The past seventeen years have been an exhausting, never-ending, ongoing battle. It goes a little like this: worry about what I eat, have a bad day, eat too much, feel guilty about drinking sweet tea too often, give up sugar, pick sugar back up, gain the weight, feel sad, cry and eat a cookie, lose some weight, and on and off and so forth. Insecurity has crept in, stealing my joy and telling me that true contentment and happiness are just around the corner when I burn those last few calories and lose those last ten pounds.
But friends, you know what? Being skinny is not what makes our life good. Looking great in our clothes does not advance God’s kingdom. Losing weight and being approved by strangers on the Internet is fleeting. Food is not the ultimate solution for all of life’s problems. And no amount of dieting, exercise or counting calories can bring the ultimate joy, life, and freedom of walking in God’s BEST for us.

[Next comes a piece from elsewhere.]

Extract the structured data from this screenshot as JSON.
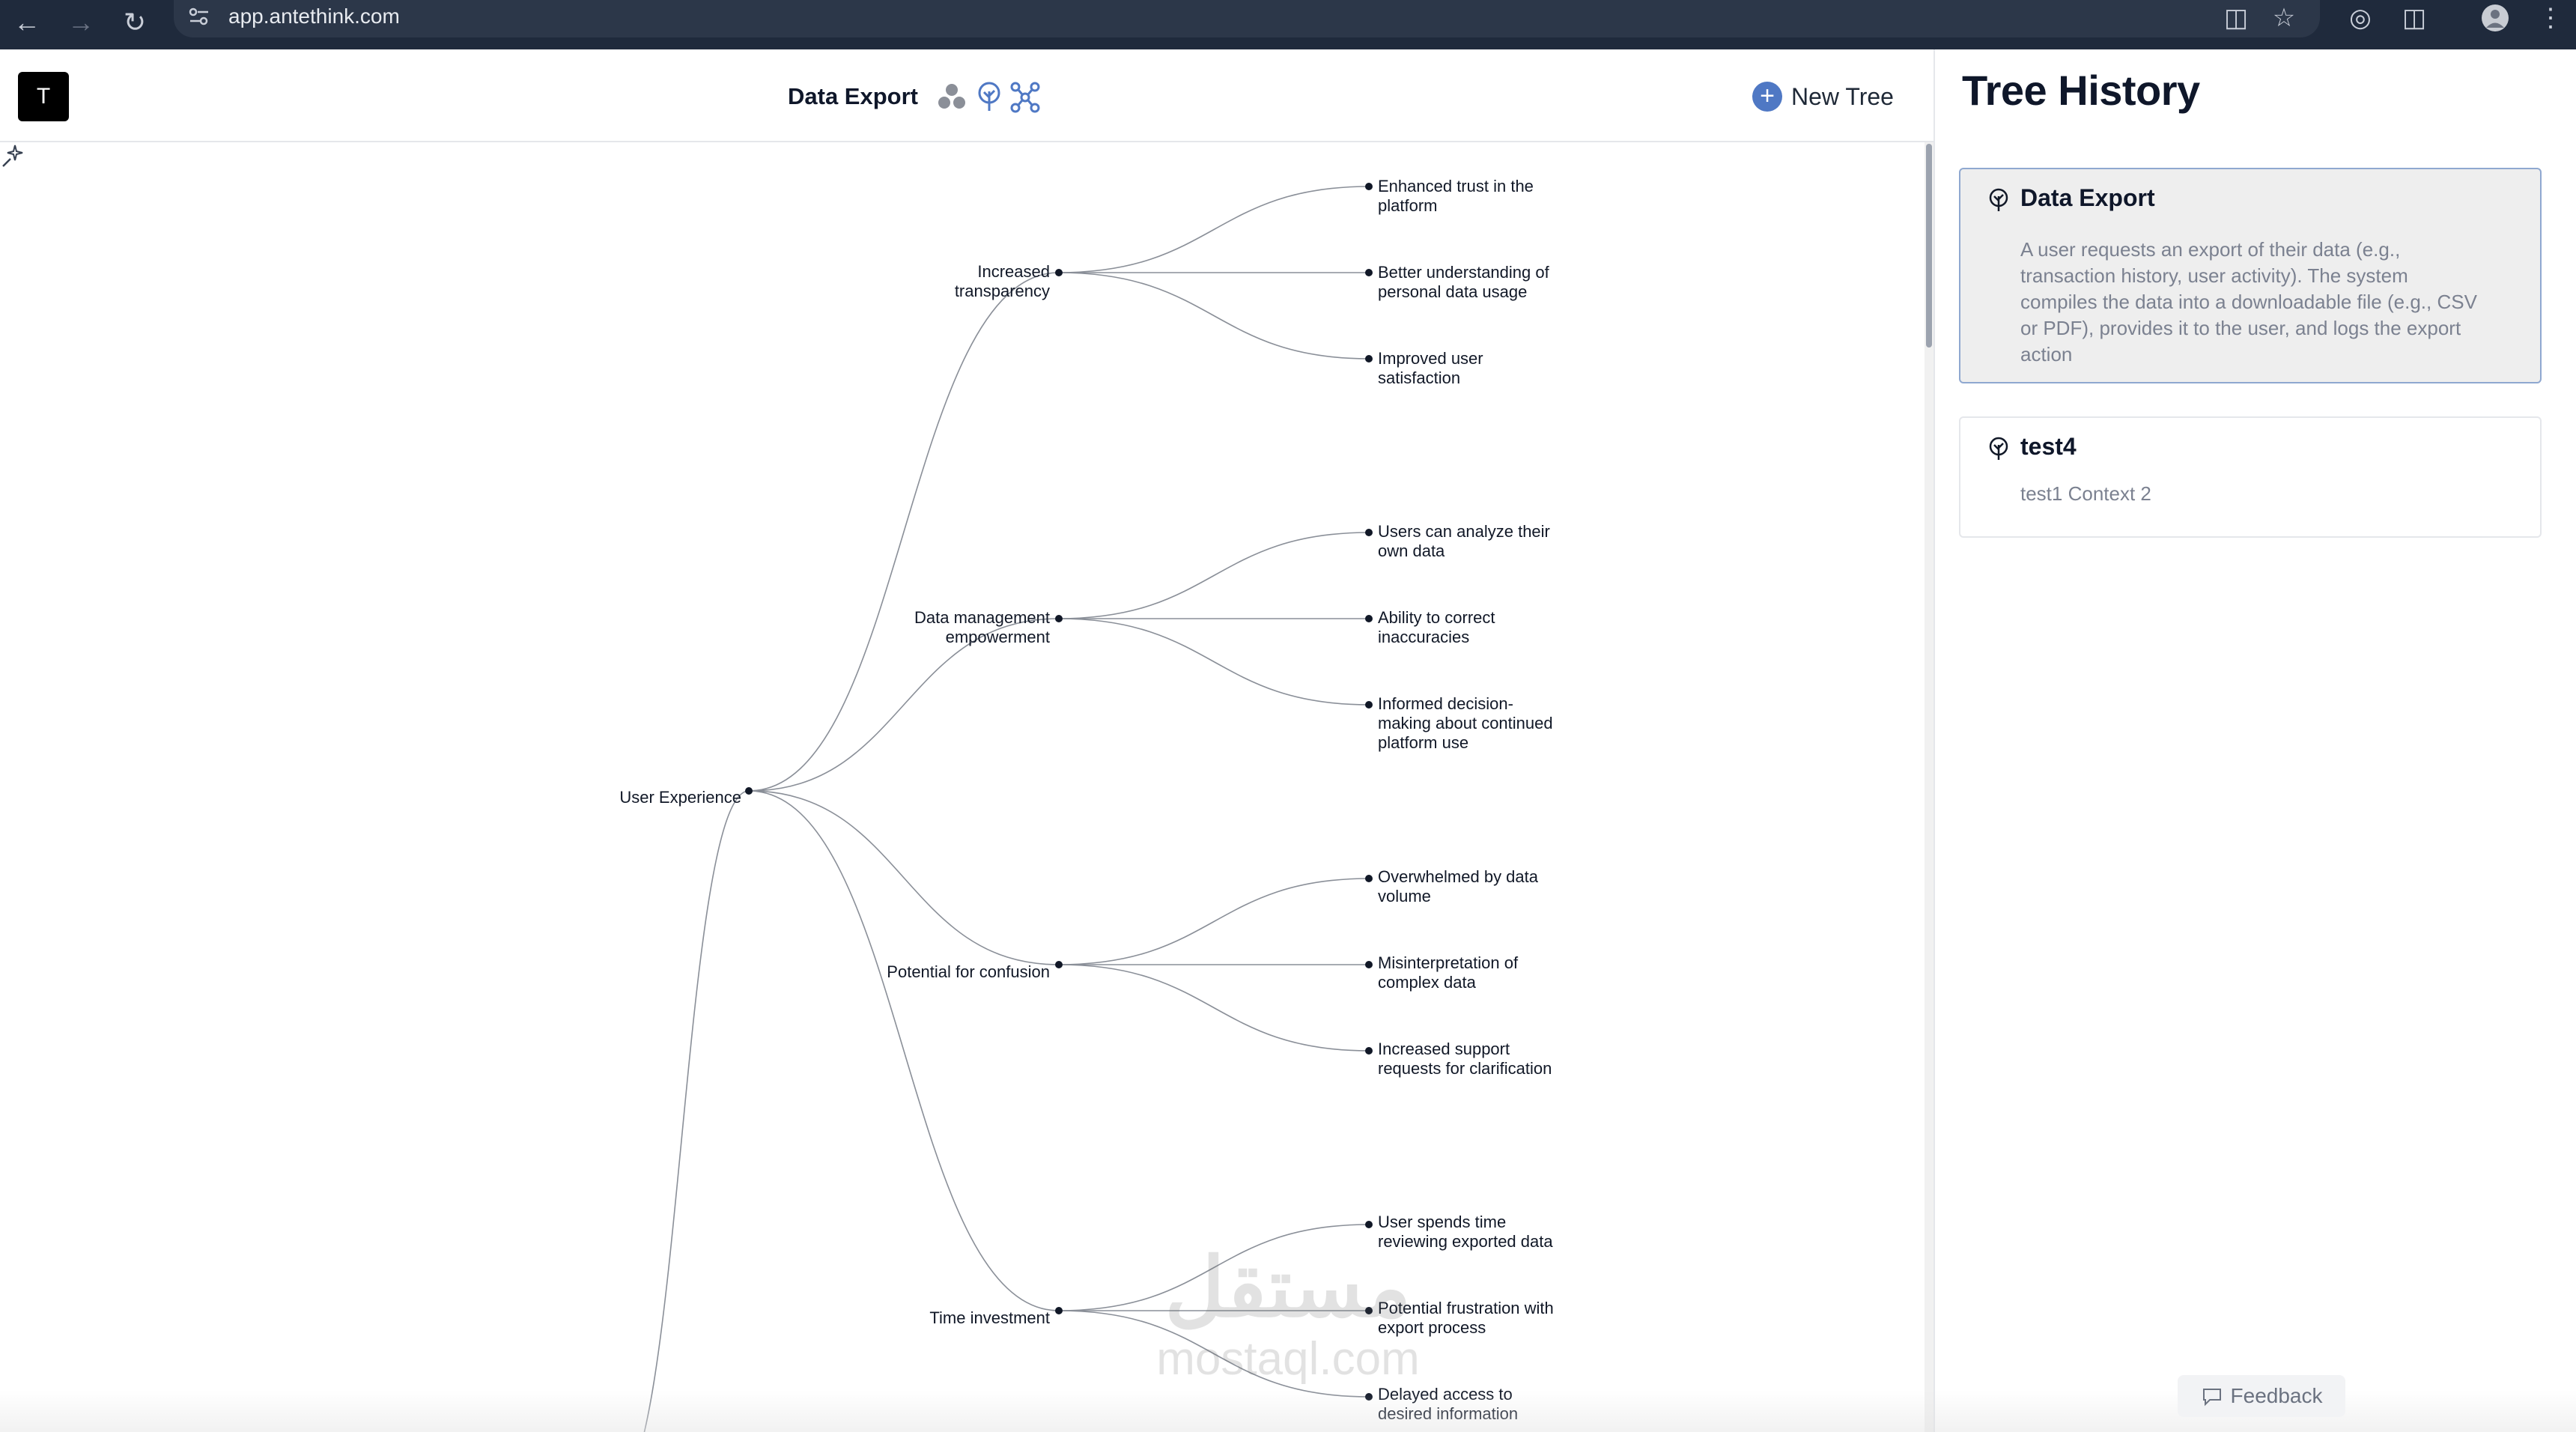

Maybe you know this, and maybe unlike me, you’ve never struggled with this battle. Maybe you enjoy a cookie every day and never gain a pound. But, maybe there’s something else that you’ve carried with you for far too long. Maybe there’s some other little-g god that has sneakily crept onto the throne of your heart and is demanding your attention, your affection, and your praise. Maybe it’s relationships, or your job, or your home, or the approval of that friend who has it all together.
There’s something true today for all of us, regardless of which weight we’ve been carrying. God is the one, true source of Goodness. And there is NO GOOD apart from Jesus Christ.

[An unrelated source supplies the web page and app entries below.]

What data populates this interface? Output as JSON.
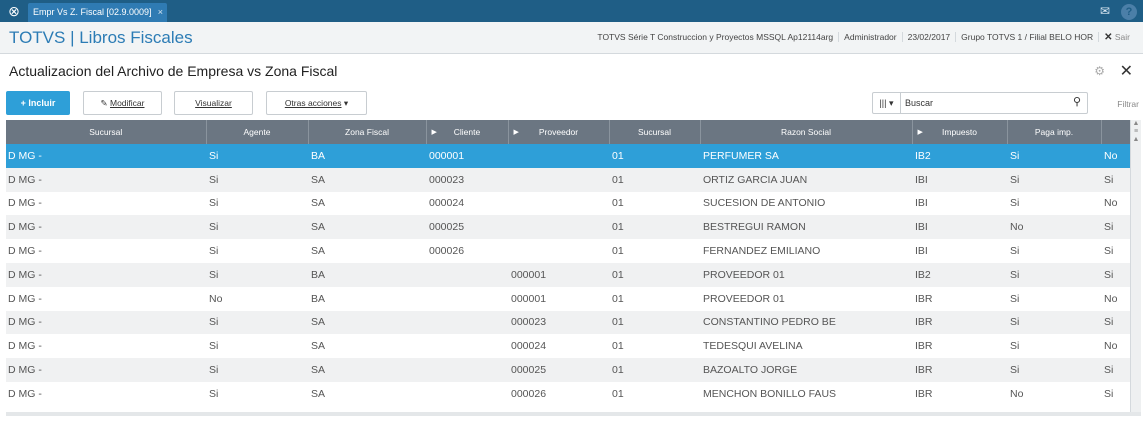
{
  "window": {
    "tab_label": "Empr Vs Z. Fiscal [02.9.0009]",
    "tab_close": "×"
  },
  "app": {
    "title": "TOTVS | Libros Fiscales",
    "environment": "TOTVS Série T Construccion y Proyectos MSSQL Ap12114arg",
    "user": "Administrador",
    "date": "23/02/2017",
    "branch": "Grupo TOTVS 1 / Filial BELO HOR",
    "exit_label": "Sair"
  },
  "page": {
    "title": "Actualizacion del Archivo de Empresa vs Zona Fiscal"
  },
  "toolbar": {
    "incluir": "+ Incluir",
    "modificar": "Modificar",
    "visualizar": "Visualizar",
    "otras": "Otras acciones",
    "search_placeholder": "Buscar",
    "filtrar": "Filtrar"
  },
  "icons": {
    "app": "totvs-logo-icon",
    "mail": "mail-icon",
    "help": "help-icon",
    "settings": "gear-icon",
    "close": "close-icon",
    "search": "search-icon",
    "columns": "columns-icon"
  },
  "colors": {
    "topbar": "#1f5e86",
    "accent": "#2e9fd8",
    "header": "#6b7682"
  },
  "grid": {
    "columns": [
      "Sucursal",
      "Agente",
      "Zona Fiscal",
      "Cliente",
      "Proveedor",
      "Sucursal",
      "Razon Social",
      "Impuesto",
      "Paga imp.",
      ""
    ],
    "rows": [
      [
        "D MG  -",
        "Si",
        "BA",
        "000001",
        "",
        "01",
        "PERFUMER SA",
        "IB2",
        "Si",
        "No"
      ],
      [
        "D MG  -",
        "Si",
        "SA",
        "000023",
        "",
        "01",
        "ORTIZ GARCIA JUAN",
        "IBI",
        "Si",
        "Si"
      ],
      [
        "D MG  -",
        "Si",
        "SA",
        "000024",
        "",
        "01",
        "SUCESION DE ANTONIO",
        "IBI",
        "Si",
        "No"
      ],
      [
        "D MG  -",
        "Si",
        "SA",
        "000025",
        "",
        "01",
        "BESTREGUI RAMON",
        "IBI",
        "No",
        "Si"
      ],
      [
        "D MG  -",
        "Si",
        "SA",
        "000026",
        "",
        "01",
        "FERNANDEZ EMILIANO",
        "IBI",
        "Si",
        "Si"
      ],
      [
        "D MG  -",
        "Si",
        "BA",
        "",
        "000001",
        "01",
        "PROVEEDOR 01",
        "IB2",
        "Si",
        "Si"
      ],
      [
        "D MG  -",
        "No",
        "BA",
        "",
        "000001",
        "01",
        "PROVEEDOR 01",
        "IBR",
        "Si",
        "No"
      ],
      [
        "D MG  -",
        "Si",
        "SA",
        "",
        "000023",
        "01",
        "CONSTANTINO PEDRO BE",
        "IBR",
        "Si",
        "Si"
      ],
      [
        "D MG  -",
        "Si",
        "SA",
        "",
        "000024",
        "01",
        "TEDESQUI AVELINA",
        "IBR",
        "Si",
        "No"
      ],
      [
        "D MG  -",
        "Si",
        "SA",
        "",
        "000025",
        "01",
        "BAZOALTO JORGE",
        "IBR",
        "Si",
        "Si"
      ],
      [
        "D MG  -",
        "Si",
        "SA",
        "",
        "000026",
        "01",
        "MENCHON BONILLO FAUS",
        "IBR",
        "No",
        "Si"
      ]
    ]
  }
}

Getting the dream home, the happily ever after, reaching the goal weight, gaining the followers, or receiving the approval you’ve craved — none of these things even compare to the true, untainted, everlasting goodness of our Heavenly Father. He is the best. He is the only true good. And friends, don’t miss this: in His kindness and grace and steadfast love for us, He has invited us to come and rest in His goodness! To find everything we need, hope, or long for – in Jesus. He tells us we don’t have to carry the weight of the world, but we can experience abundant life by seeking after Him with all our heart, mind and soul.

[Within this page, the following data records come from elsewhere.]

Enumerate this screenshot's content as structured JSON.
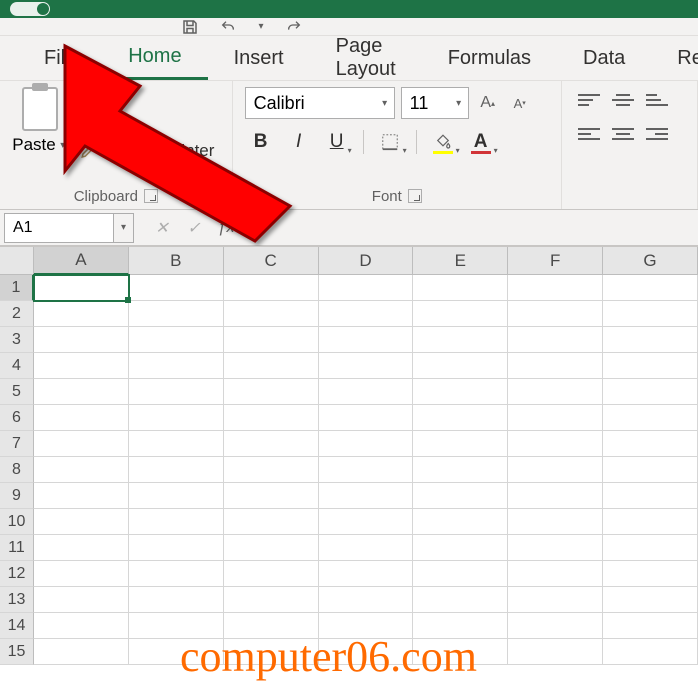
{
  "tabs": [
    "File",
    "Home",
    "Insert",
    "Page Layout",
    "Formulas",
    "Data",
    "Review"
  ],
  "activeTab": "Home",
  "clipboard": {
    "paste": "Paste",
    "format_painter": "Format Painter",
    "label": "Clipboard"
  },
  "font": {
    "name": "Calibri",
    "size": "11",
    "bold": "B",
    "italic": "I",
    "underline": "U",
    "label": "Font"
  },
  "nameBox": "A1",
  "columns": [
    "A",
    "B",
    "C",
    "D",
    "E",
    "F",
    "G"
  ],
  "rows": [
    "1",
    "2",
    "3",
    "4",
    "5",
    "6",
    "7",
    "8",
    "9",
    "10",
    "11",
    "12",
    "13",
    "14",
    "15"
  ],
  "activeCell": "A1",
  "watermark": "computer06.com"
}
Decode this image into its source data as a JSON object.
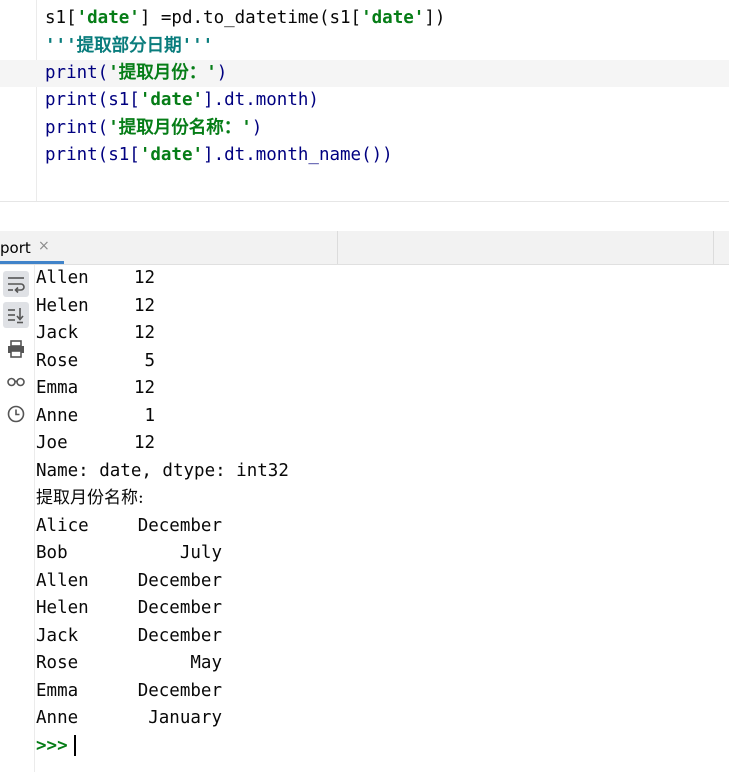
{
  "editor": {
    "lines": [
      [
        "s1[",
        "'date'",
        "] =pd.to_datetime(s1[",
        "'date'",
        "])"
      ],
      [
        "'''提取部分日期'''"
      ],
      [
        "print(",
        "'提取月份：'",
        ")"
      ],
      [
        "print(s1[",
        "'date'",
        "].dt.month)"
      ],
      [
        "print(",
        "'提取月份名称：'",
        ")"
      ],
      [
        "print(s1[",
        "'date'",
        "].dt.month_name())"
      ]
    ]
  },
  "tool_window": {
    "tab_label": "port",
    "tab_close": "×",
    "active_color": "#4083c9"
  },
  "toolbar": {
    "icons": [
      "soft-wrap-icon",
      "scroll-to-end-icon",
      "print-icon",
      "glasses-icon",
      "clock-icon"
    ]
  },
  "console": {
    "month_rows": [
      [
        "Allen",
        "12"
      ],
      [
        "Helen",
        "12"
      ],
      [
        "Jack",
        "12"
      ],
      [
        "Rose",
        " 5"
      ],
      [
        "Emma",
        "12"
      ],
      [
        "Anne",
        " 1"
      ],
      [
        "Joe",
        "12"
      ]
    ],
    "dtype_line": "Name: date, dtype: int32",
    "month_name_header": "提取月份名称:",
    "month_name_rows": [
      [
        "Alice",
        "December"
      ],
      [
        "Bob",
        "July"
      ],
      [
        "Allen",
        "December"
      ],
      [
        "Helen",
        "December"
      ],
      [
        "Jack",
        "December"
      ],
      [
        "Rose",
        "May"
      ],
      [
        "Emma",
        "December"
      ],
      [
        "Anne",
        "January"
      ]
    ],
    "prompt": ">>>"
  }
}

I have learned a lot in my weight-loss journey over the years. I have learned how to choose better food that nourishes my body and gives me energy. I have learned not to believe that sweet tea and chocolate chip cookies fix anything. And I have recognized my tendency to chase that comfort after a bad day. But even in “mastering” this sin in my life – that is still not the ultimate prize.
The real prize is the opportunity to daily draw near into the presence of my Heavenly Father and lean into Him for strength. The prize is Christ – to see Him magnified and exalted in my life and for those little idols that steal our affection to be thrown down and trampled.
There is nothing more victorious than to stand and say: Jesus – be my everything – you are better and you are enough. Amen and amen!